* Assigned task:
In the entries below, identify every line with the string "label" and copy it.
───── Data extracts ─────
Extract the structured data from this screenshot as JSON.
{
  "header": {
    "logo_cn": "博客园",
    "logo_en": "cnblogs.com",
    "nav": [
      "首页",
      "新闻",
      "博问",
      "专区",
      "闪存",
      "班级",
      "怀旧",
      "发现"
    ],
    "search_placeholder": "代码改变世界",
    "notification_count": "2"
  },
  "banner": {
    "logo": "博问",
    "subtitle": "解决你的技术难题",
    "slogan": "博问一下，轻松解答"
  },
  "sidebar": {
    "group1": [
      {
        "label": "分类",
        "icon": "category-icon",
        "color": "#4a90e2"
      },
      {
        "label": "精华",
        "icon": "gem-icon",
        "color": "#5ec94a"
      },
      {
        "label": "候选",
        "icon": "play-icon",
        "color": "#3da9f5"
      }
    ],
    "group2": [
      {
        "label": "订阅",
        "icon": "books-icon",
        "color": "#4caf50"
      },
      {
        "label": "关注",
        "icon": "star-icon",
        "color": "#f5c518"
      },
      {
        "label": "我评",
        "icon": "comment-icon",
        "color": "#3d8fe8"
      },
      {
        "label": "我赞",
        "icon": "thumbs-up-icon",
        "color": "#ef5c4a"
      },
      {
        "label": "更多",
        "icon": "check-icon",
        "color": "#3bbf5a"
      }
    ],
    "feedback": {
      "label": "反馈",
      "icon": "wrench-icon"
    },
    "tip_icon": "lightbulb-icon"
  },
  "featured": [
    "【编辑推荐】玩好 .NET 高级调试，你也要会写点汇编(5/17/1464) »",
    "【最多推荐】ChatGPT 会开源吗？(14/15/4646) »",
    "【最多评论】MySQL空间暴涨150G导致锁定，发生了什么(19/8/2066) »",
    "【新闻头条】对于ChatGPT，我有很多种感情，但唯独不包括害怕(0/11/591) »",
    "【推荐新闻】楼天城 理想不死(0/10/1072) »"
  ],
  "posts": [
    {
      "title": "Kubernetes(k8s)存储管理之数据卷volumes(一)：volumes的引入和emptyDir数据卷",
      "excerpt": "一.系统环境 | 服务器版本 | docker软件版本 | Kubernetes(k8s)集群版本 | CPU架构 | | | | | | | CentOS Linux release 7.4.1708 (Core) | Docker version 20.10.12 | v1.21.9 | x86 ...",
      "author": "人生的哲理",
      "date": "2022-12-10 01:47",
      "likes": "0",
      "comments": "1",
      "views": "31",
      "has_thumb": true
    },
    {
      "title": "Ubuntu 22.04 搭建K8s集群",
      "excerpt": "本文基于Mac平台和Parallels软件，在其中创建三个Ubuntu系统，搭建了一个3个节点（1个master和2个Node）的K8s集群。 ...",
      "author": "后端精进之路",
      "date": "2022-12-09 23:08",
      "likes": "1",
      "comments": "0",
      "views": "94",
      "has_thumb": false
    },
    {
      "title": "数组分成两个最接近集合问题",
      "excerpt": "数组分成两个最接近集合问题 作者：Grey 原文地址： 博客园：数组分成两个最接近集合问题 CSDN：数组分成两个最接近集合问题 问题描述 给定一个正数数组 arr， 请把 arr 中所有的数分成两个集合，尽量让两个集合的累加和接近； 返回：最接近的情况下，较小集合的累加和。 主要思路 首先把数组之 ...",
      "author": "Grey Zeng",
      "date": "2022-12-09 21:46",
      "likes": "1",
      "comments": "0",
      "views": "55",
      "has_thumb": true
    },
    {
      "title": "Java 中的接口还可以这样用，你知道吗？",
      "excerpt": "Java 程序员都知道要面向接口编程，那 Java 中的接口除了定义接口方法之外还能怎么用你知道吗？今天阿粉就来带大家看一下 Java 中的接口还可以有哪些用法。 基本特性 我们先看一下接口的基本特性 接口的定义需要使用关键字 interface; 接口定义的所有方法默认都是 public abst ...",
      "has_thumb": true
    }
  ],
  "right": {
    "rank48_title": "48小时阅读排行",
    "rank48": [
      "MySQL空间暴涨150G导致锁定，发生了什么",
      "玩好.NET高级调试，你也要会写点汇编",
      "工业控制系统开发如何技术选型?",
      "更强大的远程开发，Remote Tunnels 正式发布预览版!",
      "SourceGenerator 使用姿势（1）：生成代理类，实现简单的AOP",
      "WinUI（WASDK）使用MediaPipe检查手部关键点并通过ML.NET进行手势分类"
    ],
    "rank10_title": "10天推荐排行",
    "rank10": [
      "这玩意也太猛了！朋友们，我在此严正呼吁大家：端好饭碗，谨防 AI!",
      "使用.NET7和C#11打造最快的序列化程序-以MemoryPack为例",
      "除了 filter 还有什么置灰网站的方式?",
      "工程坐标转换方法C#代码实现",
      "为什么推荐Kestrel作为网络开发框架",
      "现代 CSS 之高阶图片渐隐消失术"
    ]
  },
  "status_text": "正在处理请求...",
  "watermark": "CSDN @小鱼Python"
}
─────
* Result of the task:
        "label": "分类",
        "label": "精华",
        "label": "候选",
        "label": "订阅",
        "label": "关注",
        "label": "我评",
        "label": "我赞",
        "label": "更多",
      "label": "反馈",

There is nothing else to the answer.